____ Dataset records
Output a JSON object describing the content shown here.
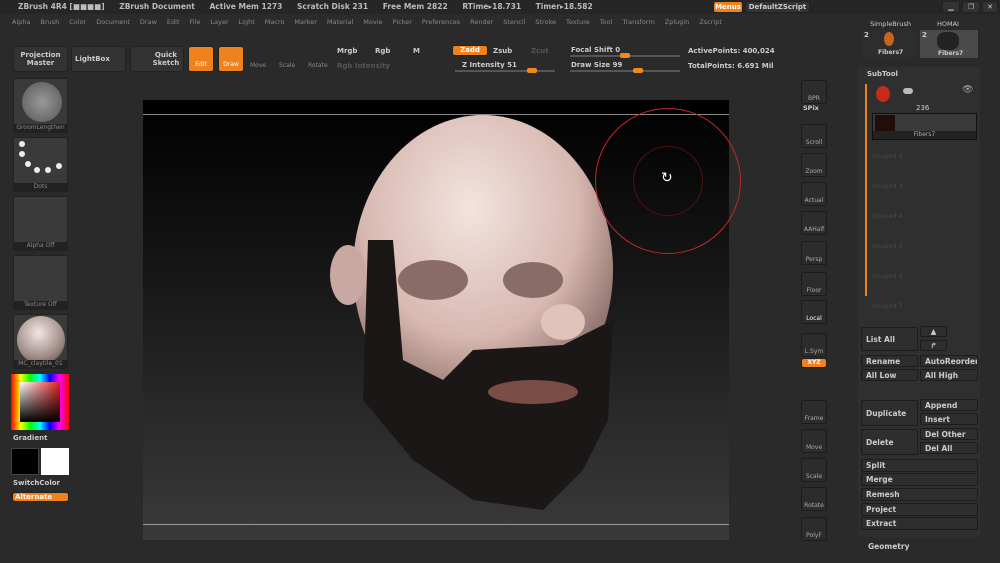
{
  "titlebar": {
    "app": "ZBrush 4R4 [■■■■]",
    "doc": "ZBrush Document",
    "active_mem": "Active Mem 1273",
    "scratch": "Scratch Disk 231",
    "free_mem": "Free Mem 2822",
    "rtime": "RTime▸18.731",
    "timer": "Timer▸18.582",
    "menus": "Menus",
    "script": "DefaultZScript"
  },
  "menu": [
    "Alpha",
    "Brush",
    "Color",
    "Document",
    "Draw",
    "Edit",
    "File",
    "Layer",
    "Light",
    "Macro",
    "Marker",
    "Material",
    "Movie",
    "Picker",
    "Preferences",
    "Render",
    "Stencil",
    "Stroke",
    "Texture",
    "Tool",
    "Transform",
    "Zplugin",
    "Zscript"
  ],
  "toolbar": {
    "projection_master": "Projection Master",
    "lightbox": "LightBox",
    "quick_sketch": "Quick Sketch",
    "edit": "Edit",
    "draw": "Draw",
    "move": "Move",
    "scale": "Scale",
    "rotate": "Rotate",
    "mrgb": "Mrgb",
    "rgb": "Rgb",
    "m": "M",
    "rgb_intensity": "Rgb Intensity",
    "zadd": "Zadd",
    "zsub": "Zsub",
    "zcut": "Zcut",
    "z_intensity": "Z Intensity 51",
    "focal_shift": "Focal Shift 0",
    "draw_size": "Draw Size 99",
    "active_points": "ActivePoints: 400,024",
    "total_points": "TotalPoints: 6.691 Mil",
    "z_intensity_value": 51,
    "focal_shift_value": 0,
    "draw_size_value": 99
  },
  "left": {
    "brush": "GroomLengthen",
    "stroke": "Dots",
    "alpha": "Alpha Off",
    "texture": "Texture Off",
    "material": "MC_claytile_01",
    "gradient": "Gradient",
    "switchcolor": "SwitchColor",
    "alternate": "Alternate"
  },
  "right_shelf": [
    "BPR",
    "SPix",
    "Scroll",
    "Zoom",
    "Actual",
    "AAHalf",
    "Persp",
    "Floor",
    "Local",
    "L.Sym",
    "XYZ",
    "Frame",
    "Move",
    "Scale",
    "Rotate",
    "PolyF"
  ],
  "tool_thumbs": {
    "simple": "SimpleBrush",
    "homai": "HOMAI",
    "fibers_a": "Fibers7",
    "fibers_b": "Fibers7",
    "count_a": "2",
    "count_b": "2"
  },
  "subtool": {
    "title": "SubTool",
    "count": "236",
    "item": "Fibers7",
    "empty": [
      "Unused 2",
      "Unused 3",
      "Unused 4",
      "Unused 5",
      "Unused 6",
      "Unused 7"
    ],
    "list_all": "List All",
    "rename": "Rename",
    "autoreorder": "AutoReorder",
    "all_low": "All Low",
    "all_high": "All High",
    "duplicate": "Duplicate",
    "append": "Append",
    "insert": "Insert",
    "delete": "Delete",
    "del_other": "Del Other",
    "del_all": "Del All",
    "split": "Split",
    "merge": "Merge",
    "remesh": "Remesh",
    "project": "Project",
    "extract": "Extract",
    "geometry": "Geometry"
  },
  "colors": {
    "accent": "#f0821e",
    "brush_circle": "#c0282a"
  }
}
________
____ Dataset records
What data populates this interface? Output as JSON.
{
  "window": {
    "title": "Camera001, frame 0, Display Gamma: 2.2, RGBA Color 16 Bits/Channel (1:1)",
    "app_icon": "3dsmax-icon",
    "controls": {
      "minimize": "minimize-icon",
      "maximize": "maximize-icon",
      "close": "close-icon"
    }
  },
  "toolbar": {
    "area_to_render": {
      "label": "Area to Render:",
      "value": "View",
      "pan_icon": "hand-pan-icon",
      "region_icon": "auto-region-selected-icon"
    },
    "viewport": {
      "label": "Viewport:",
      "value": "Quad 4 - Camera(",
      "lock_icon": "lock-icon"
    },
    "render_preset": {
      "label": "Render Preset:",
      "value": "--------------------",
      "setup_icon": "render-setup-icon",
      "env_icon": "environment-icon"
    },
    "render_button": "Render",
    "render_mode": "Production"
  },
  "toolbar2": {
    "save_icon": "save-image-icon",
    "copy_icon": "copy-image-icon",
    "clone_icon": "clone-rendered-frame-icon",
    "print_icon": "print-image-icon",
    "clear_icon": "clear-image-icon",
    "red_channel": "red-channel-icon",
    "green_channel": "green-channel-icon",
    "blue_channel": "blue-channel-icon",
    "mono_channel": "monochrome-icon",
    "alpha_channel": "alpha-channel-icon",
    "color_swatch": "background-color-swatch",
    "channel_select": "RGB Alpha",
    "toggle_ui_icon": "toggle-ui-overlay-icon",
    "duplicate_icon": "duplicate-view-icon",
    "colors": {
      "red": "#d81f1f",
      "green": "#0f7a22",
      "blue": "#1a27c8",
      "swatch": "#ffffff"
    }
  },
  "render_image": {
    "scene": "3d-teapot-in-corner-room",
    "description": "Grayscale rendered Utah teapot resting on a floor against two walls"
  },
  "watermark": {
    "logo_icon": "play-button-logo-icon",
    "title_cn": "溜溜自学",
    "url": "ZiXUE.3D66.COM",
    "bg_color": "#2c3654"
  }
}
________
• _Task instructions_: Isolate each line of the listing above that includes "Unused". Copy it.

• _Solution for this task_:
      "Unused 2",
      "Unused 3",
      "Unused 4",
      "Unused 5",
      "Unused 6",
      "Unused 7"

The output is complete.